- Plan Your Visit
- Racing & Wagering
- Toteboard & Replays
- Raceday Information
- FastBet Mobile
- Learn to Win: Arlington University & More
- Expert Selections & Handicapping Information
- Stats and Standings
- Stakes & Simulcast Schedules
- Horsemen Services
- News - Videos - Blogs
- Trackside OTB
Brandon Meier ‘Gets the Gate’
It came with little fanfare – a simple stewards’ ruling that stated “The… jockey license is hereby rescinded without prejudice in lieu of a race track employee license (assistant starter)” – and with that the race-riding career of jockey Brandon Meier was over – or at minimum placed on hold.
By contrast, the start Meier’s career in May 2008 was quite the spectacle. As the son of veteran reinsman Randy Meier, who was still riding at the time, the spotlight was clearly on the debut, which had been originally scheduled for the winter of 2008 at Gulfstream Park but was delayed by injury.
The younger Meier did not disappoint, winning that first start aboard the Wayne Catalano-trained Houseboat. The race was not without its own drama as the rider returned to the winner’s circle bloodied and bruised after his mount had tossed in head in the gate just prior to the start of the race. Brandon barely made it through the obligatory post-race on-camera interview before heading to first aid and eventually the hospital to get his mouth stitched up. “I still have those (bloodied) silks,” he recalled.
Riding a great deal for leading trainer Wayne Catalano, Meier racked up 58 winners at Arlington that summer and was named the meet’s “rising star.” So why barely five years later is Meier hanging up his tack?
“It seems like the last few years, I’ve had so many injuries,” Meier said. “Every time I came back and got going again, I’d have another injury. Business really died down after the third or fourth injury. So I tried to do something new and went to Canterbury (Park in Minnesota). It’s tough to break in somewhere new without a barn (backing you). I gave it two months and it just wasn’t working. I ended up with three winners. I was riding 50-1, 60-1 shots and just one or two (races) a day. I never had a problem with my weight when I was riding. That was never an issue, but at the same time do you want to keep doing that (keeping the weight down) to just ride (longshots).”
As a result, Meier decided to return home to Chicago. He certainly could have resumed his riding career here, but starting mid-meet it can be tough to get business. “This is home. This is where I want to be,” he said. “My girlfriend and I have a condo in Wheeling. I’d rather be here than trying to find a new racetrack every few months. You can stay here all year. So, I came home.”
With the racetrack in his bloodlines, a job at the track in some capacity was a given. “I thought I could get two jobs – work the gate in the afternoon and gallop horses in the morning. I love being around horses and riding them, there’s no doubt about that. So if I could get a nice gallop job in the morning and work on the gate in the afternoon, it would be two paychecks.

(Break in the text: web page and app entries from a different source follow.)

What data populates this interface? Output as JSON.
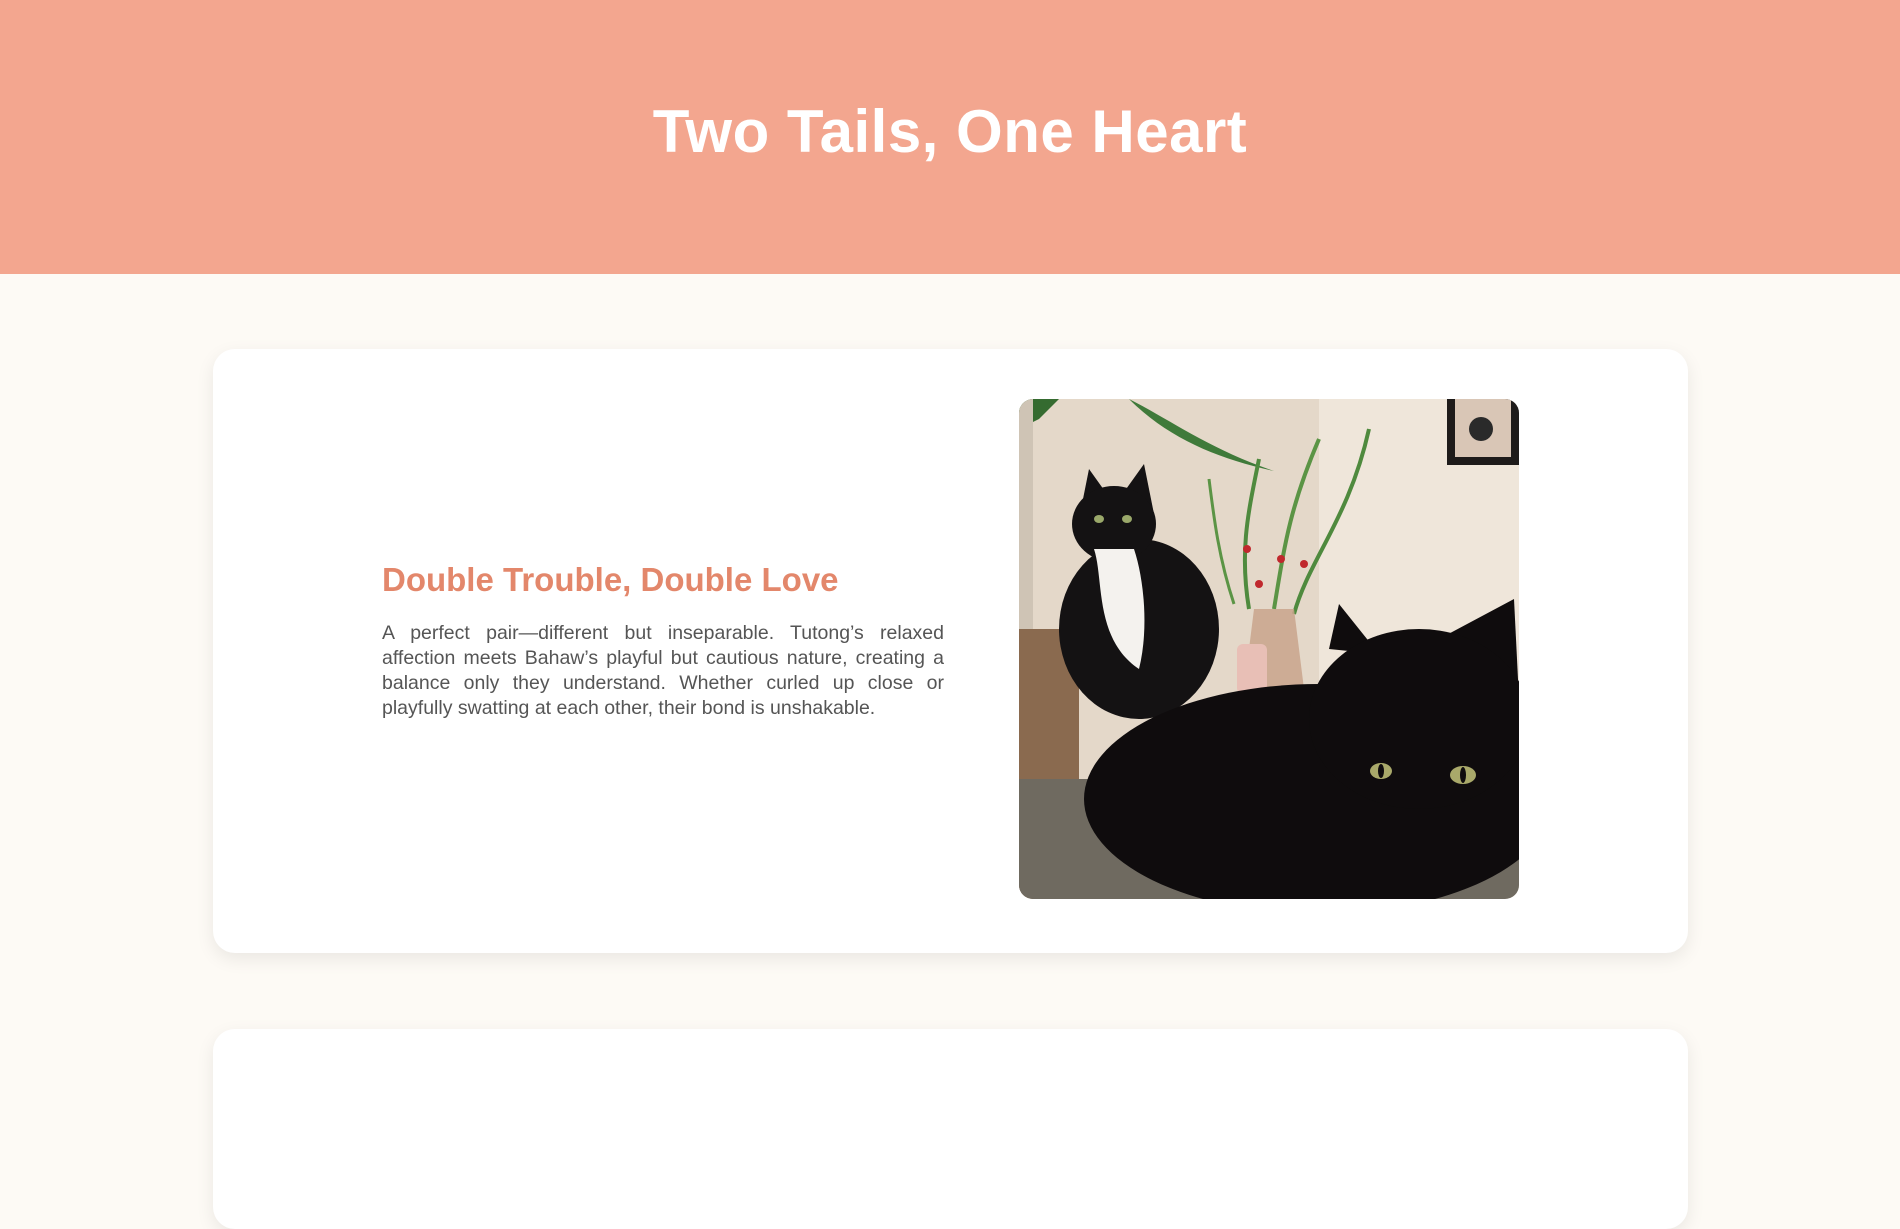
{
  "header": {
    "title": "Two Tails, One Heart",
    "background": "#f3a68f"
  },
  "cards": [
    {
      "heading": "Double Trouble, Double Love",
      "body": "A perfect pair—different but inseparable. Tutong’s relaxed affection meets Bahaw’s playful but cautious nature, creating a balance only they understand. Whether curled up close or playfully swatting at each other, their bond is unshakable.",
      "image_subject": "two-cats-photo"
    }
  ],
  "colors": {
    "accent": "#e3876b",
    "page_background": "#fdfaf5",
    "card_background": "#ffffff",
    "body_text": "#555555"
  }
}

“The gate is a good gig,” he continued. “I’ve grown up with most of the guys on the gate. I used to go out to (starter) ‘Blue’ (Knott’s) place close to Iowa every week and go finishing.”
After numerous injuries on the track, a move to a job on the starting gate with its own inherent dangers might come as a surprise to some. “Being a rider for so long, you kind of need that adrenaline,” he said. “It’s a different adrenaline, but when a horse is acting up in there and you have nowhere to go – it still gets your heart pumping. I’m kind of looking for that rush. I’ve been on the gate for about a week in the mornings and I helped out behind the gate (Saturday) afternoon and I’ll help out again (Sunday). I’ll work (in the gate) Thursday and Friday.”
While weight was never a problem for Meier, he still had to watch what he ate when he was riding. Now ‘Blue’ and the guys on the gate are trying to fatten him up. “Before it was watch the weight to keep it down and now it’s bulk up because you have to be able to wrestle these horses (when they act up),” he said. “So it’s from one extreme to the other. Now it’s eat as much as you can and put muscle on. I’ve been trying to put weight on and I’m still only 123 pounds and can’t over that.”
Unlike his father whose career was ended by an injury in late 2009, Brandon was able to walk away on his own terms. “I’ve been lucky enough to come back from all my injuries. I’m also lucky enough to say, ‘Hey, it’s not my time to ride and I’m going to find something else.’”
Meier’s career numbers as a jockey saw him win 269 races from 2,520 mounts. When asked about his favorite moments in the saddle he said, “That first win on Houseboat getting all busted up is one I will never forget. That whole first summer was just a hell of a summer for me, but Helicopter was probably the best horse for me. We just had a ton of fun together. I love that horse. I won on him from seven (furlongs) to 2¼ (miles). I got to travel all around this country and Canada with him. We set a bunch of track records together. I ended up winning 18 on him. I won on the lead on him one time at Hawthorne (which he never did) and I also won from far out of it. He was a neat horse and I always liked getting on him. That was the best time of my career.”
When it comes to dealing with jockeys, one has learned never to use the word retirement and Meier has certainly not ruled out a return to race-riding. “For the time being, this is the right move for me,’ he said. “You never know in the future. I don’t look it as retiring. I look at it as trying something new and seeing how it goes. Look at Gary Stevens, he did the TV thing and he’s back. Look at Mark Guidry, he was training and now he’s back. So you never know.”